Style is everything. It’s one of the first things that people notice about you when they see and meet you for the first time. Everyone has a personal style. For some it may be more laid back and casual. While others it may be more suit and tie dressed to impress. Whatever your style is, you make it your own and it reflects you. With a few helpful tips, it’s easy to figure out how to develop your own look.
An Eye for Style
Finding your personal style can be intimidating for some. There are so many different styles and what’s key is determining what you like. One of the easiest ways to develop your style is to observe stylish people around you. It may be an athlete, musical artist or celebrity; style inspiration is everywhere. Maybe someone with a similar body build or physical characteristics like yours. After you determine what you like, try to recreate their style.
Wear what feels comfortable and genuine to you. While you can definitely develop style inspiration from others, make their look your own. Don’t try to “look like someone else.” What works for one person may or may not work for you. It’s important to wear what feel natural to you or you’ll feel insecure. People will notice not only through physical appearance, but through your body language.

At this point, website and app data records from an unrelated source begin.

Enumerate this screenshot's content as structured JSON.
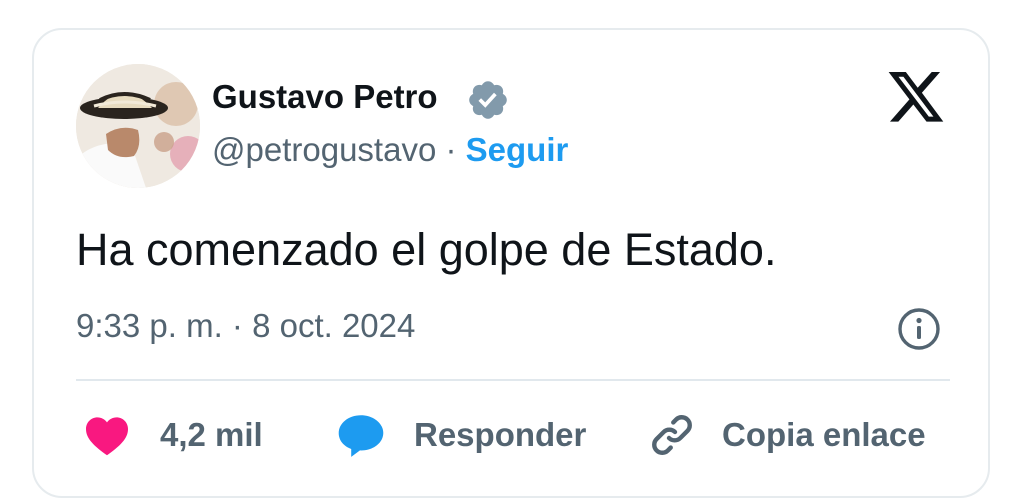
{
  "author": {
    "name": "Gustavo Petro",
    "handle": "@petrogustavo",
    "separator": "·",
    "follow_label": "Seguir",
    "verified_icon": "verified-badge-icon"
  },
  "tweet": {
    "text": "Ha comenzado el golpe de Estado.",
    "timestamp": "9:33 p. m. · 8 oct. 2024"
  },
  "actions": {
    "likes_count": "4,2 mil",
    "reply_label": "Responder",
    "copy_link_label": "Copia enlace"
  },
  "colors": {
    "accent": "#1d9bf0",
    "like": "#f91880",
    "text_primary": "#0f1419",
    "text_secondary": "#536471",
    "verified": "#829aab"
  }
}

When shopping, one way to know that something is “your style” is you will love it. If you have doubt when purchasing items, chances are it’s not your style or the fit may be off. This means you probably won’t wear it. My philosophy is, if you don’t love it don’t buy to avoid a closet full of clothing with the tags still attached.
Find what compliments you. Know what your best body assets are and accentuate them. Steer away from clothing and fabrics that will not compliment your physique. Wear what enhances your complexion. If you have a warmer skin tone, colors with yellow undertones will compliment you well. If you have a cool skin tone, blue undertones will have the same effect accenting the skin. Find what works best for you.
You only have one opportunity to make a first impression, so it’s important to make it count.